Mission Health did not immediately confirm for ISMG other media reports that the malicious code existed for three years on its ecommerce site before being discovered. Mission Health also did not immediately comment on why it took so long to discover the malware, or how many individuals were potentially affected.
"We conducted a comprehensive review of all transactions made on the site during the timeframe of the incident, and have sent letters to consumers whose data may have been impacted," Mission Health says in its statement to ISMG.
"This was not a site that contained patient data, but was simply an online store where consumers bought general health-related products," Mission Health added.
Citizen Times reported that Mission Health's notification letters to affected individuals said impacted information included names, addresses, payment card numbers, expiration dates and CVV codes.
Other healthcare sector entities have also had delayed discoveries of breaches that lasted for years.
In one extreme case, Dominion National, an Arlington, Virginia-based vision and dental insurer revealed in June that it had only recently discovered a nine-year-old security incident involving unauthorized access to its computer servers.

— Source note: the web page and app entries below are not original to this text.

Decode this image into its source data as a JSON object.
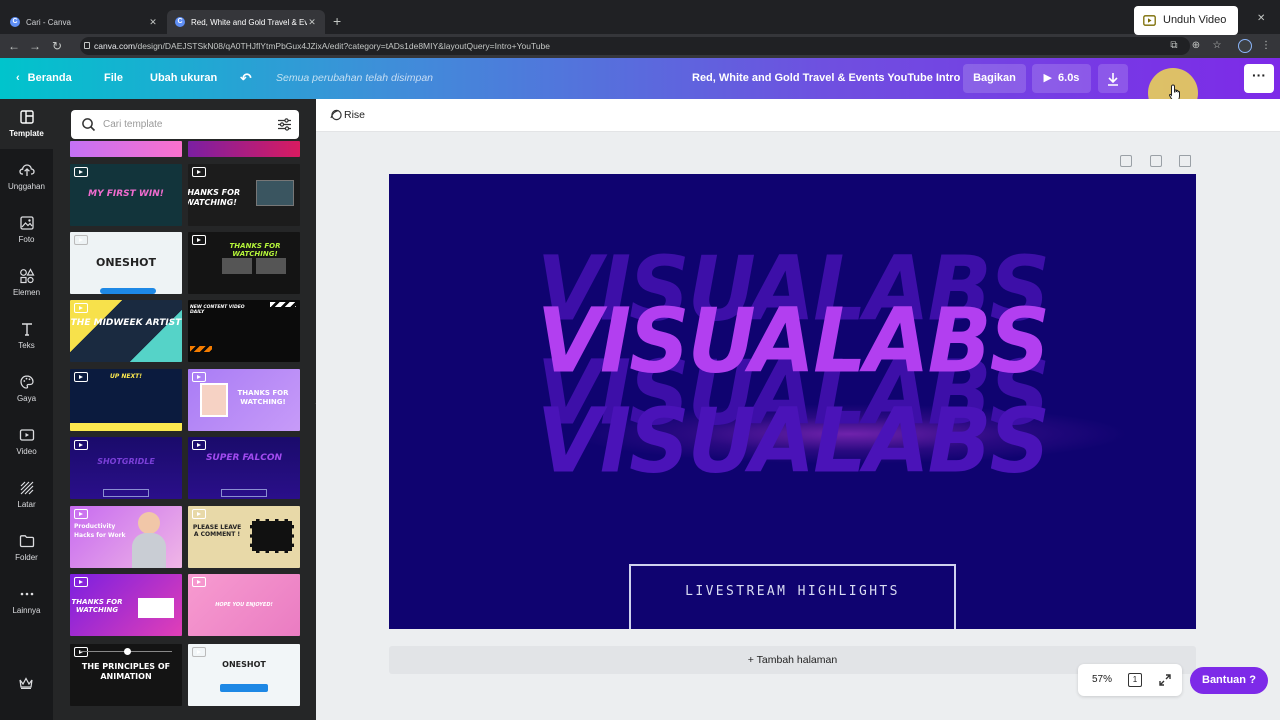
{
  "browser": {
    "tabs": [
      {
        "title": "Cari - Canva",
        "close": "✕"
      },
      {
        "title": "Red, White and Gold Travel & Events YouTube Intro",
        "close": "✕"
      }
    ],
    "new_tab": "+",
    "window_controls": {
      "minimize": "–",
      "maximize": "❐",
      "close": "✕"
    },
    "url_host": "canva.com",
    "url_path": "/design/DAEJSTSkN08/qA0THJflYtmPbGux4JZixA/edit?category=tADs1de8MIY&layoutQuery=Intro+YouTube"
  },
  "topbar": {
    "back_label": "Beranda",
    "file_label": "File",
    "resize_label": "Ubah ukuran",
    "saved_status": "Semua perubahan telah disimpan",
    "doc_title": "Red, White and Gold Travel & Events YouTube Intro",
    "share_label": "Bagikan",
    "play_duration": "6.0s",
    "download_video_label": "Unduh Video",
    "more_label": "···"
  },
  "rail": {
    "items": [
      {
        "label": "Template",
        "icon": "template-icon"
      },
      {
        "label": "Unggahan",
        "icon": "upload-icon"
      },
      {
        "label": "Foto",
        "icon": "photo-icon"
      },
      {
        "label": "Elemen",
        "icon": "elements-icon"
      },
      {
        "label": "Teks",
        "icon": "text-icon"
      },
      {
        "label": "Gaya",
        "icon": "palette-icon"
      },
      {
        "label": "Video",
        "icon": "video-icon"
      },
      {
        "label": "Latar",
        "icon": "background-icon"
      },
      {
        "label": "Folder",
        "icon": "folder-icon"
      },
      {
        "label": "Lainnya",
        "icon": "more-icon"
      }
    ]
  },
  "panel": {
    "search_placeholder": "Cari template",
    "templates": [
      {
        "text": "MY FIRST WIN!"
      },
      {
        "text": "THANKS FOR WATCHING!"
      },
      {
        "text": "ONESHOT"
      },
      {
        "text": "THANKS FOR WATCHING!"
      },
      {
        "text": "THE MIDWEEK ARTIST"
      },
      {
        "text": "NEW CONTENT VIDEO DAILY"
      },
      {
        "text": "UP NEXT!"
      },
      {
        "text": "THANKS FOR WATCHING!"
      },
      {
        "text": "SHOTGRIDLE"
      },
      {
        "text": "SUPER FALCON"
      },
      {
        "text": "Productivity Hacks for Work"
      },
      {
        "text": "PLEASE LEAVE A COMMENT !"
      },
      {
        "text": "THANKS FOR WATCHING"
      },
      {
        "text": "HOPE YOU ENJOYED!"
      },
      {
        "text": "THE PRINCIPLES OF ANIMATION"
      },
      {
        "text": "ONESHOT"
      }
    ]
  },
  "editor": {
    "animation_label": "Rise",
    "canvas": {
      "main_text": "VISUALABS",
      "echo_text": "VISUALABS",
      "subtitle": "LIVESTREAM HIGHLIGHTS",
      "background_color": "#0f0370",
      "text_color": "#b23ff0"
    },
    "add_page_label": "+ Tambah halaman",
    "zoom": "57%",
    "page_number": "1",
    "help_label": "Bantuan",
    "help_icon": "?"
  }
}
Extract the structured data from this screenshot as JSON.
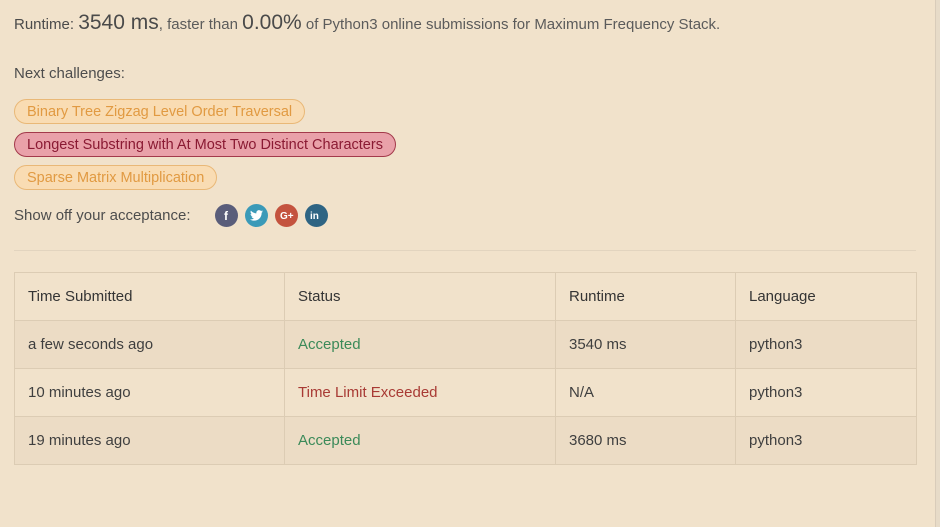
{
  "runtime": {
    "prefix": "Runtime:",
    "value": "3540 ms",
    "faster_text": ", faster than",
    "percent": "0.00%",
    "suffix": "of Python3 online submissions for Maximum Frequency Stack."
  },
  "next_challenges": {
    "label": "Next challenges:",
    "items": [
      {
        "title": "Binary Tree Zigzag Level Order Traversal",
        "difficulty": "medium"
      },
      {
        "title": "Longest Substring with At Most Two Distinct Characters",
        "difficulty": "hard"
      },
      {
        "title": "Sparse Matrix Multiplication",
        "difficulty": "medium"
      }
    ]
  },
  "share": {
    "label": "Show off your acceptance:",
    "icons": [
      "facebook-icon",
      "twitter-icon",
      "google-plus-icon",
      "linkedin-icon"
    ]
  },
  "table": {
    "headers": [
      "Time Submitted",
      "Status",
      "Runtime",
      "Language"
    ],
    "rows": [
      {
        "time": "a few seconds ago",
        "status": "Accepted",
        "runtime": "3540 ms",
        "language": "python3"
      },
      {
        "time": "10 minutes ago",
        "status": "Time Limit Exceeded",
        "runtime": "N/A",
        "language": "python3"
      },
      {
        "time": "19 minutes ago",
        "status": "Accepted",
        "runtime": "3680 ms",
        "language": "python3"
      }
    ]
  },
  "colors": {
    "background": "#f1e2cb",
    "accepted": "#3b8a59",
    "time_limit_exceeded": "#a83a34",
    "medium_chip": "#e19a42",
    "hard_chip": "#8a1a33"
  }
}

A recent study by IBM found that, on average, companies take about 206 days to identify a breach and 73 days to contain it.
But longer lags in detecting breaches are not unusual.
For example, the 2014 cyberattack on health insurer Anthem that resulted in a data breach impacting nearly 79 million individuals was determined to have started nearly a year before it was detected and disclosed (see: Analysis: Did Anthem's Security Certification Have Value?).
Why So Long?
An important lesson to be learned from the Mission Health incident is that any organization that handles personally identifiable information should perform technical security assessments to ensure that it has effective information security practices and safeguards, says privacy attorney David Holtzman of the security consultancy CynergisTek.
"The greater the sensitivity of the data, the more comprehensive and thorough the examination. Just as important is to require vendors perform assessments of their information security practices and safeguards to ensure your organization's personally identifiable data is adequately protected from unauthorized access and disclosure," he says.
Some measures can help detect the presence of malicious code sooner, including conducting penetration testing, a web application assessment, or static code analysis, Holtzman notes. "Employing a third party monitoring service or content delivery network would likely have detected suspicious network activity," he adds.
"Generally, developers and vendors that operate an internet website that handles personally identifiable information should put into place reasonable security measures to ensure that the data is protected from unauthorized access and disclosure."
Kate Borten, president of privacy and security consulting firm The Marblehead Group says she's surprised the Mission Health ecommerce compromise was not discovered sooner.
"It's puzzling that a fraudulent purchase and billing transaction didn't get picked up promptly," she says.
"If I buy a product, I expect delivery and would follow up if it weren't received. On the other hand, if I receive a product but the vendor doesn't get paid, won't they pursue that with me? It may be that the organization treated each incident as a one-off situation and never put them together to suspect fraud."
Borten adds: "Surely some of the affected individuals should have concluded their credit cards were used fraudulently in conjunction with the Mission Health website."
The incident does not appear to be a HIPAA breach, despite involving a healthcare entity, Borten says. "It was a public website not restricted to Mission Health patients," she notes. However, the incident triggers various state breach notification requirements.